Injecting a rare shot of bipartisanship in the nation’s contentious health care overhaul, the Obama administration Jan. 3 cleared four Republican-led states to build their own consumer-friendly insurance markets.
With open enrollment for millions of uninsured Americans just nine months away — Oct. 1, 2013 — the four GOP-led states became part of a group totaling 17 states plus Washington, D.C., that have gotten an initial go-ahead to build and run insurance exchanges. Seven were approved Jan. 3.
Significantly, the list also included California, which has nearly 7.5 million uninsured residents, more than any other state. Democratic-led California was an early supporter of President Barack Obama’s health care law and had been working diligently on its plan.
Insurance exchanges are not something consumers are familiar with.
“Most people don’t really know what those words mean, but that’s OK,” said Rachel Klein, executive director of Enroll America, a nonprofit trying to educate the public about new benefits under the federal health care law. “What they really need to know is that there’s going to be a new way to buy health insurance.”
The new marketplaces are supposed to take the confusion and anxiety out of buying private health insurance for individuals and families who buy their coverage directly. Exchanges are meant to have the feel of an online travel site, an Expedia or Orbitz.
Exchanges will also offer some relief from sticker shock. Under the new law, about 8 in 10 customers in the new marketplaces will be eligible for income-based federal aid to help pay their premiums.
Small businesses will have separate access to their own exchanges.
The approvals announced Jan. 3 are provisional; administration officials said more work remains to be done before they’ll issue final sign-offs.
The GOP-led states conditionally approved are Idaho, Nevada, New Mexico, and Utah. Idaho and Utah have Republican governors and legislatures. Nevada and New Mexico have GOP governors, but Democrats control their legislatures.

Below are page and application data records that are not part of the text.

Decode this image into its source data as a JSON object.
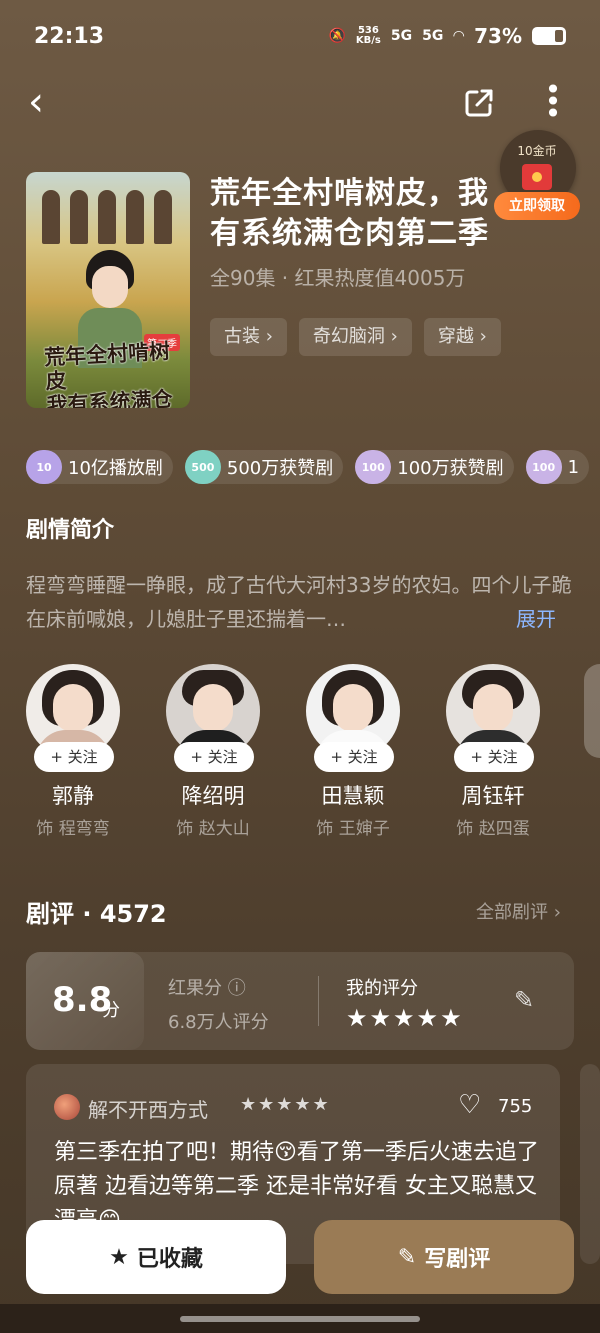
{
  "status_bar": {
    "time": "22:13",
    "speed_value": "536",
    "speed_unit": "KB/s",
    "signal1": "5G",
    "signal2": "5G",
    "battery": "73%"
  },
  "nav": {
    "back_icon": "‹",
    "more_icon": "⋮"
  },
  "coin": {
    "label": "10金币",
    "button": "立即领取"
  },
  "poster": {
    "title_line1": "荒年全村啃树皮",
    "title_line2": "我有系统满仓肉",
    "badge": "第二季"
  },
  "show": {
    "title": "荒年全村啃树皮，我有系统满仓肉第二季",
    "meta": "全90集 · 红果热度值4005万",
    "tags": [
      "古装 ›",
      "奇幻脑洞 ›",
      "穿越 ›"
    ]
  },
  "badges": [
    {
      "icon": "10",
      "label": "10亿播放剧",
      "color": "#b7a3e8"
    },
    {
      "icon": "500",
      "label": "500万获赞剧",
      "color": "#7fd1c3"
    },
    {
      "icon": "100",
      "label": "100万获赞剧",
      "color": "#c9b3e6"
    },
    {
      "icon": "100",
      "label": "1",
      "color": "#c9b3e6"
    }
  ],
  "synopsis": {
    "title": "剧情简介",
    "text": "程弯弯睡醒一睁眼，成了古代大河村33岁的农妇。四个儿子跪在床前喊娘，儿媳肚子里还揣着一…",
    "expand": "展开"
  },
  "cast": [
    {
      "name": "郭静",
      "role": "饰 程弯弯",
      "follow": "+ 关注"
    },
    {
      "name": "降绍明",
      "role": "饰 赵大山",
      "follow": "+ 关注"
    },
    {
      "name": "田慧颖",
      "role": "饰 王婶子",
      "follow": "+ 关注"
    },
    {
      "name": "周钰轩",
      "role": "饰 赵四蛋",
      "follow": "+ 关注"
    }
  ],
  "reviews": {
    "header": "剧评 · 4572",
    "all_link": "全部剧评 ›",
    "score_value": "8.8",
    "score_unit": "分",
    "score_label": "红果分 ⓘ",
    "score_count": "6.8万人评分",
    "my_rating_label": "我的评分",
    "my_stars": "★★★★★",
    "first": {
      "user": "解不开西方式",
      "stars": "★★★★★",
      "likes": "755",
      "text": "第三季在拍了吧！期待😚看了第一季后火速去追了原著 边看边等第二季 还是非常好看 女主又聪慧又漂亮😊"
    }
  },
  "bottom": {
    "collect_label": "已收藏",
    "write_label": "写剧评"
  },
  "icons": {
    "back": "back-icon",
    "share": "share-icon",
    "more": "more-icon",
    "edit": "pencil-icon",
    "like": "heart-icon",
    "collect": "star-icon",
    "write": "pencil-icon"
  }
}
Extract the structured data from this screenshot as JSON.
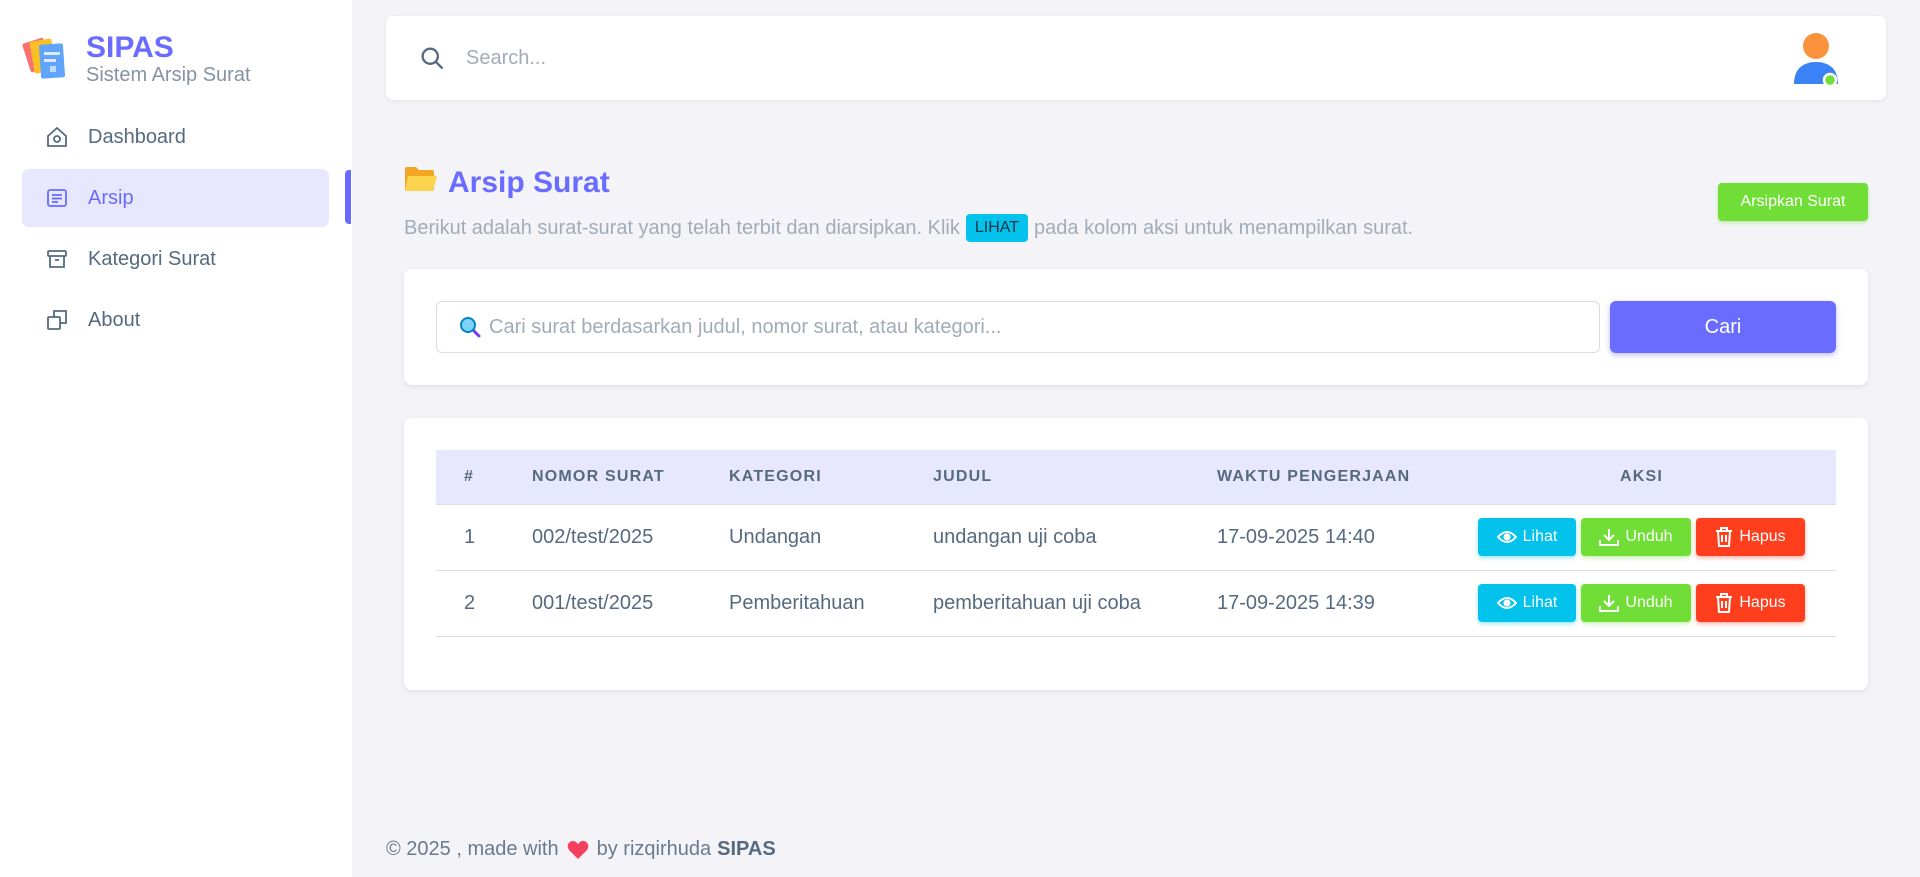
{
  "brand": {
    "name": "SIPAS",
    "subtitle": "Sistem Arsip Surat"
  },
  "sidebar": {
    "items": [
      {
        "label": "Dashboard",
        "icon": "home-icon",
        "active": false
      },
      {
        "label": "Arsip",
        "icon": "document-icon",
        "active": true
      },
      {
        "label": "Kategori Surat",
        "icon": "archive-box-icon",
        "active": false
      },
      {
        "label": "About",
        "icon": "copy-icon",
        "active": false
      }
    ]
  },
  "topbar": {
    "search_placeholder": "Search..."
  },
  "header": {
    "title": "Arsip Surat",
    "desc_before": "Berikut adalah surat-surat yang telah terbit dan diarsipkan. Klik",
    "desc_badge": "LIHAT",
    "desc_after": "pada kolom aksi untuk menampilkan surat.",
    "arsipkan_label": "Arsipkan Surat"
  },
  "filter": {
    "placeholder": "Cari surat berdasarkan judul, nomor surat, atau kategori...",
    "button_label": "Cari"
  },
  "table": {
    "headers": [
      "#",
      "NOMOR SURAT",
      "KATEGORI",
      "JUDUL",
      "WAKTU PENGERJAAN",
      "AKSI"
    ],
    "rows": [
      {
        "no": "1",
        "nomor": "002/test/2025",
        "kategori": "Undangan",
        "judul": "undangan uji coba",
        "waktu": "17-09-2025 14:40"
      },
      {
        "no": "2",
        "nomor": "001/test/2025",
        "kategori": "Pemberitahuan",
        "judul": "pemberitahuan uji coba",
        "waktu": "17-09-2025 14:39"
      }
    ],
    "actions": {
      "lihat": "Lihat",
      "unduh": "Unduh",
      "hapus": "Hapus"
    }
  },
  "footer": {
    "before": "© 2025 , made with",
    "by": "by rizqirhuda",
    "brand": "SIPAS"
  },
  "colors": {
    "primary": "#696cff",
    "info": "#03c3ec",
    "success": "#71dd37",
    "danger": "#ff3e1d"
  }
}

“We’re on track for Idaho having a say over how this process works, instead of having the federal government dictate all of it,” said Jon Hanian, spokesman for Republican Gov. C.L. “Butch” Otter. The Legislature still has to weigh in.
A fifth Republican-led state, Mississippi, may yet win approval. However, the administration’s decision is complicated by a legal dispute between Republican state officials. The governor does not want to participate, while the insurance commissioner does.
The federal government will set up and run the new marketplaces in states that opt out of playing any role, and 19 Republican-led states have taken that route.
The rest of the states are either pursuing partnerships with Washington or still mulling their options.
Two states, Arkansas and Delaware, have been approved for partnerships. That means a state will handle consumer issues and oversee health plans while Washington takes on the back-office tasks of enrolling consumers and determining subsidies.
Right now, exchanges exist in only a couple of states, although some large private employers are also experimenting with them.
Originally a Republican idea, exchanges then won bipartisan support, only to be abandoned by many in the GOP once they were incorporated into Obama’s health care law.
The basic concept is that setting up a marketplace with clear-cut rules would benefit consumers and encourage insurance companies to compete, helping keep costs in check. Former Massachusetts Gov. Mitt Romney set up an exchange in that state under his 2006 health care overhaul law. And Utah has already launched one that caters to small businesses.
Under Obama’s law, plans in the new marketplaces will have to cover a set of “essential” benefits, including hospitalization, doctor visits, prescriptions, prevention and care for pregnant women and young children. Cost to the consumer will be the main difference among plans, with four levels of coverage: bronze, silver, gold, and platinum. A consumer with a bronze plan will pay lower monthly premiums, but would face higher cost sharing for medical care.
Exchanges will also steer low-income people to state Medicaid programs. The law gives states the option to expand Medicaid to cover more of their low-income residents, with the federal government picking up about 90 cents of every dollar in added costs.
Coverage through exchange plans will begin on Jan. 1, 2014.
At the same time, the law will require most Americans to carry health insurance, either through an employer, a government program, or by buying their own policies. Insurance companies will be barred from turning away the sick or charging them more. And insurers will also be limited in what they can charge older customers.